Curated by David Breslin and Adrienne Edwards
SPLENDOR. That’s the word that comes to mind as one walks—sails—through the 2022 Whitney Biennial. Splendor as a transformative experience, affecting soul and spirit. Curated with visual alacrity, emotional commitment, and historical heft by Adrienne Edwards and David Breslin, this exhibition, which is so much about loss, discovery, and opening our eyes to the possibility of art in space, also destabilizes the museum-as-institution’s relationship to what makes an exhibition. No more walls, the curators seem to be saying throughout the show—specifically on the largely open fifth floor—and, while we’re at it, let’s have more trust in the viewer’s ability to “get” work that may be challenging, and so what? We’re all in this together.
It’s a democratic ethos, requiring discipline and vision, and one rarely seen in a museum context. Is it too much to ask that the viewer work with the art as opposed to letting the art “just” happen? Breslin and Edwards create a wonderful stage for this possibility—one that encourages either/or acceptance of the material they’ve gathered with such rigor and love. By “acceptance,” I don’t mean to suggest that there is something about art we should or shouldn’t accept: If we look at a thing, it becomes part of us, no matter what; the viewer’s job is to remain porous to the experience of looking. Still, there are artifacts in the world, on our screens, in our minds—Holocaust photographs, pictures that document female mutilation, lynchings, and so on—that we don’t know what to do with, or how to be a part of, because we still don’t know what to do with our terrible hand in any of it. The critical but never puritanical curation of Breslin and Edwards creates a context for pain as well as joy; they help us bear what is ugly within us all, to learn and take from it what we can to make new art, new experiences.
If we look at a thing, it becomes part of us, no matter what; the viewer’s job is to remain porous to the experience of looking.
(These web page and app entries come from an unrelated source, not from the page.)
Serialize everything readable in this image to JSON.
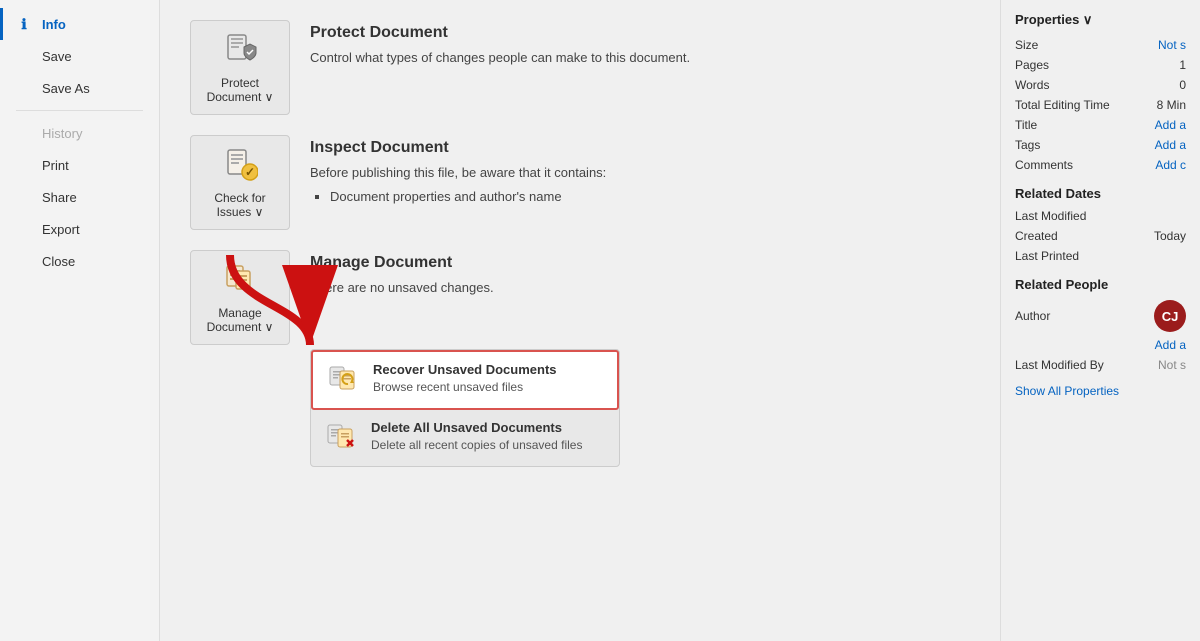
{
  "sidebar": {
    "items": [
      {
        "id": "info",
        "label": "Info",
        "icon": "ℹ",
        "active": true,
        "disabled": false
      },
      {
        "id": "save",
        "label": "Save",
        "icon": "💾",
        "active": false,
        "disabled": false
      },
      {
        "id": "save-as",
        "label": "Save As",
        "icon": "📁",
        "active": false,
        "disabled": false
      },
      {
        "id": "history",
        "label": "History",
        "icon": "🕐",
        "active": false,
        "disabled": true
      },
      {
        "id": "print",
        "label": "Print",
        "icon": "🖨",
        "active": false,
        "disabled": false
      },
      {
        "id": "share",
        "label": "Share",
        "icon": "↗",
        "active": false,
        "disabled": false
      },
      {
        "id": "export",
        "label": "Export",
        "icon": "📤",
        "active": false,
        "disabled": false
      },
      {
        "id": "close",
        "label": "Close",
        "icon": "✕",
        "active": false,
        "disabled": false
      }
    ]
  },
  "sections": {
    "protect": {
      "btn_label": "Protect\nDocument ∨",
      "title": "Protect Document",
      "desc": "Control what types of changes people can make to this document."
    },
    "inspect": {
      "btn_label": "Check for\nIssues ∨",
      "title": "Inspect Document",
      "desc": "Before publishing this file, be aware that it contains:",
      "bullets": [
        "Document properties and author's name"
      ]
    },
    "manage": {
      "btn_label": "Manage\nDocument ∨",
      "title": "Manage Document",
      "desc": "There are no unsaved changes.",
      "dropdown": {
        "items": [
          {
            "id": "recover",
            "title": "Recover Unsaved Documents",
            "desc": "Browse recent unsaved files",
            "highlighted": true
          },
          {
            "id": "delete",
            "title": "Delete All Unsaved Documents",
            "desc": "Delete all recent copies of unsaved files",
            "highlighted": false
          }
        ]
      }
    }
  },
  "properties": {
    "title": "Properties ∨",
    "rows": [
      {
        "label": "Size",
        "value": "Not s",
        "value_style": "blue"
      },
      {
        "label": "Pages",
        "value": "1",
        "value_style": "black"
      },
      {
        "label": "Words",
        "value": "0",
        "value_style": "black"
      },
      {
        "label": "Total Editing Time",
        "value": "8 Min",
        "value_style": "black"
      },
      {
        "label": "Title",
        "value": "Add a",
        "value_style": "blue"
      },
      {
        "label": "Tags",
        "value": "Add a",
        "value_style": "blue"
      },
      {
        "label": "Comments",
        "value": "Add c",
        "value_style": "blue"
      }
    ],
    "related_dates_heading": "Related Dates",
    "related_dates": [
      {
        "label": "Last Modified",
        "value": "",
        "value_style": "blue"
      },
      {
        "label": "Created",
        "value": "Today",
        "value_style": "black"
      },
      {
        "label": "Last Printed",
        "value": "",
        "value_style": "blue"
      }
    ],
    "related_people_heading": "Related People",
    "related_people": [
      {
        "label": "Author",
        "value": ""
      }
    ],
    "author_initials": "CJ",
    "author_add": "Add a",
    "last_modified_by_label": "Last Modified By",
    "last_modified_by_value": "Not s",
    "show_all": "Show All Properties"
  }
}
Part of the ugliness or difficulty is loneliness. Loneliness as a universal wound: That’s what one sees in artist and writer Coco Fusco’s twelve-minute video Your Eyes Will Be an Empty Word, 2021. The work, a response to Covid-19 and the quick and slow erosion of life as she knew it, is as much an inquiry into how to visualize death as anything else. Fusco doesn’t rely on pictures of scourges and pandemics past to achieve her captivating, mournful effects; she evokes grief through images of water—of the sea, which the poet Marianne Moore likened to a “well-excavated grave,” in that we take from the sea more than we give or have given. Fusco’s bodies of water are filled with the dead, a horror show of waves and flowers. In certain shots, petals are scattered on the water’s surface, but in remembrance of what? The eternal whirlpool, or bodies cast overboard, the better to keep moving through time and thus history? We don’t know what’s beneath the surface of anything, not really, but part of the power of vision is how we use it. When we are very brave, we want to dive past surfaces to get at what we humans mean when we create something that’s meant to be seen, despair and joy included. But what if you’ve been denied the privilege, been “lost to vision altogether,” to invoke the title of Tom Kalin’s now historic and always relevant 1989 video about AIDS, grief, and fear? What if your vision is a memory in the museum of your mind?
In 1981, the writer Steve Cannon was just back from a trip to Nicaragua when he noticed how messed up his vision was becoming. He had glaucoma and eight years later went blind. Blindness did not kill his spirit. Indeed, it seems to have opened up his trusting soul even more. A collaborator at heart, Cannon made work with his friend David Hammons and supported the writers Eileen Myles and Paul Beatty, among others; he also founded, in 1991, the important journal A Gathering of the Tribes, which grew out of the energy Cannon felt at the Nuyorican Poets Cafe and other performance venues that were making noise in his beloved East Village. The writer, who died in 2019, lived at the axis where word and performance and sound converged, just as this Biennial does. One could view the show as curating-as-performance, or as curating that has the immediacy of a performance, a show where the artists—great artists, ranging from Theresa Hak Kyung Cha to Ralph Lemon to Matt Connors—are involved with music, performance, and language, too. Intuition and the spirit of improvisation—controlled freedom—are the order of the day in this display, and that’s what one feels looking at those bits of Cannon’s apartment, arrayed in a special corner of the Whitney’s fifth floor, so filled with ideas and the junk of life and framed copies of A Gathering of the Tribes: a galaxy that no doubt influenced the curators’ own. How did Cannon see in order to make this world? What replaced his vision, he said, was the “kindness of strangers”—friends who read to him and who described what was happening in the seeing world. Cannon’s story and presence, his haunted trust, imbue this vivid exhibition, which is haunted by the power of artistic presence, and of the viewer’s eye, and of other exchanges of trust we cannot see but feel as life carries us all from darkness to light and back again.
Whitney Biennial 2022: “Quiet as It’s Kept” is on view through September 5.
Hilton Als is a staff writer for the New Yorker.